Task prompt: The answer is the set of lines that include "Employee", copied from the data below.

START Given data

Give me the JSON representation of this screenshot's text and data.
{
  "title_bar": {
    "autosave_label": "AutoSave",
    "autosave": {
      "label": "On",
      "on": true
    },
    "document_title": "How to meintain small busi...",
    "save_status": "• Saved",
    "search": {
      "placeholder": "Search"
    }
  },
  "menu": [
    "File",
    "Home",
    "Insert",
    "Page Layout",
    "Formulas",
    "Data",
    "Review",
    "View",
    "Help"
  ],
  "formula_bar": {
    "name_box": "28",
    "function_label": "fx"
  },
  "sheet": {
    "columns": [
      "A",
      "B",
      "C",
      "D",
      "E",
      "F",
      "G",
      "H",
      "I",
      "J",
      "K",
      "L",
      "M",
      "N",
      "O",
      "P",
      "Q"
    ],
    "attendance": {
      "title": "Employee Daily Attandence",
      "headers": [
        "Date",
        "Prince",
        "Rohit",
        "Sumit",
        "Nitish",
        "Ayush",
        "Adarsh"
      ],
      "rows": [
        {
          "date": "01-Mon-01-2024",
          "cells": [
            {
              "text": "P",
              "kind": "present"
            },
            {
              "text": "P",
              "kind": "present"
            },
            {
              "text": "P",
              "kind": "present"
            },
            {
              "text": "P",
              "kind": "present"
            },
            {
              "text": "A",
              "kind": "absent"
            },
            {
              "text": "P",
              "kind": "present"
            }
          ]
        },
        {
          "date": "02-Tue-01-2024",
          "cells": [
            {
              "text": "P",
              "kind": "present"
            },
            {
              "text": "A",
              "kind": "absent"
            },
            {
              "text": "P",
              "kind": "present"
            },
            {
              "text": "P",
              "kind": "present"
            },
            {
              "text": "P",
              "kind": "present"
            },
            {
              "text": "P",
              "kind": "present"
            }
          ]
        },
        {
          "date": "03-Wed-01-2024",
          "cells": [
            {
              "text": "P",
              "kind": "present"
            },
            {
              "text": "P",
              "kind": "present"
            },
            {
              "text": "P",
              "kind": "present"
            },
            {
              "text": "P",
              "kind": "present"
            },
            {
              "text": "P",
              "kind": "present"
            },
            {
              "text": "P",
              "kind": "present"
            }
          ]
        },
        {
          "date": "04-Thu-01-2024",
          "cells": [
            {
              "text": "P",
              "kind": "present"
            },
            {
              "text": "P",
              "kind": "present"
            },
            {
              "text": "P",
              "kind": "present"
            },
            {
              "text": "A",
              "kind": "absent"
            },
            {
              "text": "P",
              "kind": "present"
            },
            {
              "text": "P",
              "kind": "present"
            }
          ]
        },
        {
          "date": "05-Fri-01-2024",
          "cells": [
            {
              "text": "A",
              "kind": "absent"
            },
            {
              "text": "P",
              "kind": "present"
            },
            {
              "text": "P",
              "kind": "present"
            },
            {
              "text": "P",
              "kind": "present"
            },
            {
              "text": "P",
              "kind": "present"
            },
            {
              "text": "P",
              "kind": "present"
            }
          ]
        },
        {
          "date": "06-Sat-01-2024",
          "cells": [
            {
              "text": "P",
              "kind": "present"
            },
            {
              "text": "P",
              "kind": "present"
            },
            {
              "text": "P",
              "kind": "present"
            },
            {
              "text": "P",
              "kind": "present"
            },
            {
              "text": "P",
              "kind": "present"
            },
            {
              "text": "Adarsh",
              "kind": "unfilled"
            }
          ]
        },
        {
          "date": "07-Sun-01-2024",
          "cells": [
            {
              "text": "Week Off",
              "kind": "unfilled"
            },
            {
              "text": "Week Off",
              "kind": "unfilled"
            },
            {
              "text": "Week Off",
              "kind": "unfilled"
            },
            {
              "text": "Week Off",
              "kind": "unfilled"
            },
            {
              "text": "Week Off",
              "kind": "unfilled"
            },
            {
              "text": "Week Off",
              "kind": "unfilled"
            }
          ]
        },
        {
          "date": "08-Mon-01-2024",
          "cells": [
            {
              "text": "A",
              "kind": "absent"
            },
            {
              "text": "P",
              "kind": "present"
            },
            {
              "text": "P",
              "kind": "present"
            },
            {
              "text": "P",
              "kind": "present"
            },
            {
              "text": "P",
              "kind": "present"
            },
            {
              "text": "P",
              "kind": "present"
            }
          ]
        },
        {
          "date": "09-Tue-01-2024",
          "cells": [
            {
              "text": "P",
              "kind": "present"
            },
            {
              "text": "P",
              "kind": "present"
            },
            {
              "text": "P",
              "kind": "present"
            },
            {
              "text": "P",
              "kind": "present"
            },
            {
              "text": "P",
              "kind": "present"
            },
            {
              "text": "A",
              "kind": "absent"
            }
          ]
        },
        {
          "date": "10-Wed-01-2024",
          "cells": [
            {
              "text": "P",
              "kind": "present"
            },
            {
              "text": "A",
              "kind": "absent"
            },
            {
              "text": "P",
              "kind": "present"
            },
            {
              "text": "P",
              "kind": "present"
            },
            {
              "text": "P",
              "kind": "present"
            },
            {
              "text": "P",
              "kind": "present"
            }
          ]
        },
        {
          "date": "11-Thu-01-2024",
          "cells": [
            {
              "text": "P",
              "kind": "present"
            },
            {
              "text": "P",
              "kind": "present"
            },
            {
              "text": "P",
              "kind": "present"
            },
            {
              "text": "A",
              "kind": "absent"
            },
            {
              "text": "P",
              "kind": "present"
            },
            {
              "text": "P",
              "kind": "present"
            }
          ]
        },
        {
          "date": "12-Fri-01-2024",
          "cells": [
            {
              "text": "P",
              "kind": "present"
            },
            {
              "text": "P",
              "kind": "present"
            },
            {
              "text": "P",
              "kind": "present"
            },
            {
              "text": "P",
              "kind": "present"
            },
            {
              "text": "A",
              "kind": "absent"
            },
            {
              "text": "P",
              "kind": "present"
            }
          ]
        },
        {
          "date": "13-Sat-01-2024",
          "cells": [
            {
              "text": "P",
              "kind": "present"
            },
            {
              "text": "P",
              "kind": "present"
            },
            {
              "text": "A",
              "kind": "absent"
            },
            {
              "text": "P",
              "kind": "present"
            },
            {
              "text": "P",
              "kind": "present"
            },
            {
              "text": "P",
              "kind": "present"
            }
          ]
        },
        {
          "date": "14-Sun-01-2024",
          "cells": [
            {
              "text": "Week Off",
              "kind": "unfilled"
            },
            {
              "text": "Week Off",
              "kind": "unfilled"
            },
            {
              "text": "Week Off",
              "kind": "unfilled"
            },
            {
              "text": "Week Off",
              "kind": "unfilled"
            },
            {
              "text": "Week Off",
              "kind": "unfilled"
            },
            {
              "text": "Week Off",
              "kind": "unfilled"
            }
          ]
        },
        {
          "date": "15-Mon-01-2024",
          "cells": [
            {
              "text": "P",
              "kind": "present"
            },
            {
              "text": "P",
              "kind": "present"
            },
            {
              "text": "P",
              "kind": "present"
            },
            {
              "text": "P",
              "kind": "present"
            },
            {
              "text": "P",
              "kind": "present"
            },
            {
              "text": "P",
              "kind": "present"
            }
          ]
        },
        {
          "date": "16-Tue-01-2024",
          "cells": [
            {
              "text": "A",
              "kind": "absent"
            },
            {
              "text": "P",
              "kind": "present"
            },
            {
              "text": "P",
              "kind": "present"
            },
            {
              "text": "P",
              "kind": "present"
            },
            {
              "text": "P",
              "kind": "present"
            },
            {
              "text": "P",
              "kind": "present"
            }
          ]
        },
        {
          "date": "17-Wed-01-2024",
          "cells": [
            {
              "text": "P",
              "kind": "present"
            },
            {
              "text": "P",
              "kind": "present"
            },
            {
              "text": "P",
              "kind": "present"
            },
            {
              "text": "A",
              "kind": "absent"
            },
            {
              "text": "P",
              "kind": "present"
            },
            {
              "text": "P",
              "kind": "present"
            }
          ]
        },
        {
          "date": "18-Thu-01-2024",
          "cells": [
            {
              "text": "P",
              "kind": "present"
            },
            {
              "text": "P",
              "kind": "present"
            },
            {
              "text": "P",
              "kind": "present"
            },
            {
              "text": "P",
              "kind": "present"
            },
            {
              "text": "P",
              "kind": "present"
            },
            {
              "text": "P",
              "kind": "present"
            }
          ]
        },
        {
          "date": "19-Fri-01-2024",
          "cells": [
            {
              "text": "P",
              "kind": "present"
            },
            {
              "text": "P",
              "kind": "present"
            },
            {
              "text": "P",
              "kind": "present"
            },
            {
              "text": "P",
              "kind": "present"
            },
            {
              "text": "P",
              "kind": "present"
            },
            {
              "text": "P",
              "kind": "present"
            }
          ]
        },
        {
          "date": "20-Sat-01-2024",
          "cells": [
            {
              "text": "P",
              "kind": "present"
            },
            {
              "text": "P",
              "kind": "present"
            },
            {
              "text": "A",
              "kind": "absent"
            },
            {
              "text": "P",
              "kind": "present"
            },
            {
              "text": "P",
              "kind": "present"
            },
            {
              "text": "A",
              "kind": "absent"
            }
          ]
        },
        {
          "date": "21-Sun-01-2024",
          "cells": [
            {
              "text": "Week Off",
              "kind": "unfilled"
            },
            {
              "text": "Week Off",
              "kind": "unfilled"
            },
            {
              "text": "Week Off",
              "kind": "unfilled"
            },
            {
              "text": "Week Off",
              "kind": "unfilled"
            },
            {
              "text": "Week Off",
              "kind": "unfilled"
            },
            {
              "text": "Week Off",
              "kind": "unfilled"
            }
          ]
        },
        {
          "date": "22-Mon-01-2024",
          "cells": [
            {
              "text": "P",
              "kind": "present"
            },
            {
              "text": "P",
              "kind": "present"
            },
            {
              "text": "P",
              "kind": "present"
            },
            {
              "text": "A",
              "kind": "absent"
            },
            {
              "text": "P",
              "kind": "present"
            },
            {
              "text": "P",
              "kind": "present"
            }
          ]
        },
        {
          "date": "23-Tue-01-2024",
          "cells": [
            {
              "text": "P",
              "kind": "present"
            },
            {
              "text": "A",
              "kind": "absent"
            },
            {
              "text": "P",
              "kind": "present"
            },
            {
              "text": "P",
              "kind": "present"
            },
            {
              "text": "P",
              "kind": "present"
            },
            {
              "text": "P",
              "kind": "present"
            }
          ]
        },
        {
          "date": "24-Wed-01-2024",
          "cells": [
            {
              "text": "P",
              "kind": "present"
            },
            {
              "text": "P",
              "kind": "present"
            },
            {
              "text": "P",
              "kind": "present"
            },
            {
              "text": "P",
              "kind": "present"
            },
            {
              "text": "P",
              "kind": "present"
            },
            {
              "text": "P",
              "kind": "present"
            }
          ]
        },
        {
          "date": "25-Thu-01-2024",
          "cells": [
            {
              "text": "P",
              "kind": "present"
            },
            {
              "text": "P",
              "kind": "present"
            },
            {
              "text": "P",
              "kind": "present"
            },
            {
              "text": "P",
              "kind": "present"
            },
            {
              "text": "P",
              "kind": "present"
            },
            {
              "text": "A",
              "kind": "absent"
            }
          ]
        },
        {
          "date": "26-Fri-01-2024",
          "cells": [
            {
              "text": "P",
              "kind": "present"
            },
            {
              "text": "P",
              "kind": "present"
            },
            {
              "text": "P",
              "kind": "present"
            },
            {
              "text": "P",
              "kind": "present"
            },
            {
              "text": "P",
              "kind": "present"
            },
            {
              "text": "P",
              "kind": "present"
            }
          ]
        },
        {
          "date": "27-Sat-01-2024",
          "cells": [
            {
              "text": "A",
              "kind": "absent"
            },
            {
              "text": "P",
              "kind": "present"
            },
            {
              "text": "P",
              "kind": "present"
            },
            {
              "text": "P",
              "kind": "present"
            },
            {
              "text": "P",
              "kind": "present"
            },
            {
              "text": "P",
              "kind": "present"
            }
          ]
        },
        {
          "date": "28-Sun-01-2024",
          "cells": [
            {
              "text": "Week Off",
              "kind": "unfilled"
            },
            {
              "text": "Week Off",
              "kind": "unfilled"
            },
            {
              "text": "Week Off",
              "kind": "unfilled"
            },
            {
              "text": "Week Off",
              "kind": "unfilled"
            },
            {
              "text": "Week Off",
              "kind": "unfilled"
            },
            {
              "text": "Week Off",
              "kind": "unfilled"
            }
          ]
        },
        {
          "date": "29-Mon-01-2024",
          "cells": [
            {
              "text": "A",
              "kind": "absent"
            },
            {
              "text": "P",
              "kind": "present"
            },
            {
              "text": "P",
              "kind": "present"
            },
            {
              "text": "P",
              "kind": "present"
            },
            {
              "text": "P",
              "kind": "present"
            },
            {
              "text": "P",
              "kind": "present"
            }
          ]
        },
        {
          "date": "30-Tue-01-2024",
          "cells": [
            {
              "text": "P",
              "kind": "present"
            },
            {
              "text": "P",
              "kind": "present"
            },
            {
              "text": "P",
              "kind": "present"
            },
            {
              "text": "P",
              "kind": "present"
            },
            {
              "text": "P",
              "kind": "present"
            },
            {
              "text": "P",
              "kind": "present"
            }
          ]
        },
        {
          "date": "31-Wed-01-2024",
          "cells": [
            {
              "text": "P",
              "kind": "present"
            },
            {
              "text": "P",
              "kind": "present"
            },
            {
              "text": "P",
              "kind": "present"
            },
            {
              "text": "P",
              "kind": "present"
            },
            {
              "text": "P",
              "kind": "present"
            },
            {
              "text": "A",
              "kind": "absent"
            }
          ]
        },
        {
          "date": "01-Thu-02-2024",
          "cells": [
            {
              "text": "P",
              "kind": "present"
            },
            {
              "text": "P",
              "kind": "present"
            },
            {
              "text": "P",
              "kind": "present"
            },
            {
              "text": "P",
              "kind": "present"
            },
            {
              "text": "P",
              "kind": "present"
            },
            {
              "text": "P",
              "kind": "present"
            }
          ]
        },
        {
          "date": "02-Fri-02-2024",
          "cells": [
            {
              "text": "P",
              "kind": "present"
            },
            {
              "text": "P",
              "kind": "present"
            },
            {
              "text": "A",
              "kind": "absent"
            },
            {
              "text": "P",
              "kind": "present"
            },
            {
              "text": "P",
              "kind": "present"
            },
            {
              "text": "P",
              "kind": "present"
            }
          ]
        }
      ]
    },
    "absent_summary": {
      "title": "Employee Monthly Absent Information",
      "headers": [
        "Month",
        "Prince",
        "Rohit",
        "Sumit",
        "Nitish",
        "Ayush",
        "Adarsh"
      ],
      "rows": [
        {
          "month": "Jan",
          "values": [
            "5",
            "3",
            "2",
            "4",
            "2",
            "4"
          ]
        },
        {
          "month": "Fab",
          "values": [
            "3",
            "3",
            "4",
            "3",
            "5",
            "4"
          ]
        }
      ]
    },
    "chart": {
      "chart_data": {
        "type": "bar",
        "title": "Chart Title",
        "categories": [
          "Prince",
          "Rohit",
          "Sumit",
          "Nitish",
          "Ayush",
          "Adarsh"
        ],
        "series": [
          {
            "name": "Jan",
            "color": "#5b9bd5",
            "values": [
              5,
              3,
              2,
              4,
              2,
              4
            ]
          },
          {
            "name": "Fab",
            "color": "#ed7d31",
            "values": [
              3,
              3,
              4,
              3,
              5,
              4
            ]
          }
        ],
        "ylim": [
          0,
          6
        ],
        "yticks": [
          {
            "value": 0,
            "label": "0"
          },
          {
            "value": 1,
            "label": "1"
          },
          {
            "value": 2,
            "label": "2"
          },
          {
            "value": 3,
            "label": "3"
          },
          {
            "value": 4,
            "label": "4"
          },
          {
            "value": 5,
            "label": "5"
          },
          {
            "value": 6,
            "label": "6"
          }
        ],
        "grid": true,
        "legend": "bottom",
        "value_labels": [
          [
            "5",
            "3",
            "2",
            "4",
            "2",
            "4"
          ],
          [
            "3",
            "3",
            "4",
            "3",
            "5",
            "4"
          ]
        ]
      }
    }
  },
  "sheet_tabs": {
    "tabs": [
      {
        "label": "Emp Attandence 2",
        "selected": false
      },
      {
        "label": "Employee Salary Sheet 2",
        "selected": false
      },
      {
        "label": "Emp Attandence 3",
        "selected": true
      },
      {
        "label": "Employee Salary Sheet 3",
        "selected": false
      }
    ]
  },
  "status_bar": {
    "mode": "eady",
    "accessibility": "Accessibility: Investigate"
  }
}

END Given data

Answer to this problem:
      "title": "Employee Daily Attandence",
      "title": "Employee Monthly Absent Information",
        "label": "Employee Salary Sheet 2",
        "label": "Employee Salary Sheet 3",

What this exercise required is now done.